Saturday, August 6, 2022

Music Reviews: Debra Devi: Jamification Station Volume 1

Debra Devi
Jamification Station Volume 1
Decades ago I used to agree with some classical or jazz musical snobs (critics and musicians) that live performances without any overdubs were the "real" measure of talent because after all as everyone knew, overdubs were only used to show off unnecessarily or fix mistakes. If you really were about your business you would bring it live. 

This was of course bulls***!  
Any talented musician, composer, or performer will make you recognize his or her skill regardless of the tools or environment that he or she uses. However I do enjoy listening to live music. There's still something special to me about hearing musicians perform in real time with no net.

With the onset of the Covid Pandemic the singer and musician Debra Devi wasn't as able to perform live at concerts as she had previously. Undeterred, she and her band created a number of weekly livestream concerts, some of which Devi recently produced and released as the EP Jamification Station Volume 1. No overdubs, no retakes-what you hear is how it was.

There are three original songs and one cover.

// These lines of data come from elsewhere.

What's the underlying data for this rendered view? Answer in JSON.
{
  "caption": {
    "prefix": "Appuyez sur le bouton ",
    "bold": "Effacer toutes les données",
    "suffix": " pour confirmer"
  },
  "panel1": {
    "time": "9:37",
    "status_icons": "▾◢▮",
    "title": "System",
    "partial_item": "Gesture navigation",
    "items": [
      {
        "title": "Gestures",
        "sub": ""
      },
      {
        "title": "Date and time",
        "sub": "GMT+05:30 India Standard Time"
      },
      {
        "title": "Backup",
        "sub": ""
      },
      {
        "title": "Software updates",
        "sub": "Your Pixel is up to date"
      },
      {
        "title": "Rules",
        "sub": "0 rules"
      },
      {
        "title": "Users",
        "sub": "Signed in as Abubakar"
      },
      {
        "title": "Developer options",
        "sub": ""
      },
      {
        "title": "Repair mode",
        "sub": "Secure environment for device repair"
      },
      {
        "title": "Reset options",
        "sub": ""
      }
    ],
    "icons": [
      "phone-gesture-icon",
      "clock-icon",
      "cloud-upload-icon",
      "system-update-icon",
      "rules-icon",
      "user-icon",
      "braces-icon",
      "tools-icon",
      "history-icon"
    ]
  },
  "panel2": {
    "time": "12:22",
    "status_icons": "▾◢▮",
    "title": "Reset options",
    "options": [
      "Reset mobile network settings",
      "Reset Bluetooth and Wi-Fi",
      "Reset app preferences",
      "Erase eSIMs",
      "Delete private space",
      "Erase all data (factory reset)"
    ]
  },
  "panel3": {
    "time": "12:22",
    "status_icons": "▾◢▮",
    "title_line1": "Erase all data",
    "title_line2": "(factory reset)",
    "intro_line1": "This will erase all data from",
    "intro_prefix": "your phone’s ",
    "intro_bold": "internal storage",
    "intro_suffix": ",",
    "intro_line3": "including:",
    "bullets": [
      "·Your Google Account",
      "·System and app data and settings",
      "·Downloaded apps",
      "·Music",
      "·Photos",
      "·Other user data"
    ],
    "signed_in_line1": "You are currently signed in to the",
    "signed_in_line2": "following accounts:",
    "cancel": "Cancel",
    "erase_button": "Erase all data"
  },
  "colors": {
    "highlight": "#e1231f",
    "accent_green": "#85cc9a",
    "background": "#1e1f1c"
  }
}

Vocally, Devi has a clear high soprano which can sometimes be drowned out by bass, drums, and guitar.

Fortunately that wasn't the case here. The EP usually has a good contrast between Devi's vocals, her guitar, and the rest of the band. There's especially fun interplay between Devi's guitar and Martin Schmid's keyboards. 

With some bands chordal instruments like guitars and keyboards can get in each other's way. That doesn't happen here, not least because Devi and Schmid are listening to each other.

Devi's guitar solos are muscular and incisive without becoming turgid. The longest piece is five minutes but it doesn't feel over stuffed. Before Devi sang Hendrix's "Crosstown Traffic" I had forgotten that the lyrics are about the singer (a man) telling a woman despite the fun they had he's gotta go because there's better things on the other side of town. It is interesting to hear this song gender flipped. 

I like slower music so "Get Free" is likely my favorite song, with a very nasty solo that is reminiscent of some of Robin Trower's work. Close behind that is "The River" which seemingly is about lost love, always a good artistic topic. The EP has good production values. The bass is thick and defined without booming. The drums don't drown out other musicians. An EP release should make you look forward to the artist's future plans. I think that Jamification Volume 1  did that.  Give it a listen anywhere you get your streaming.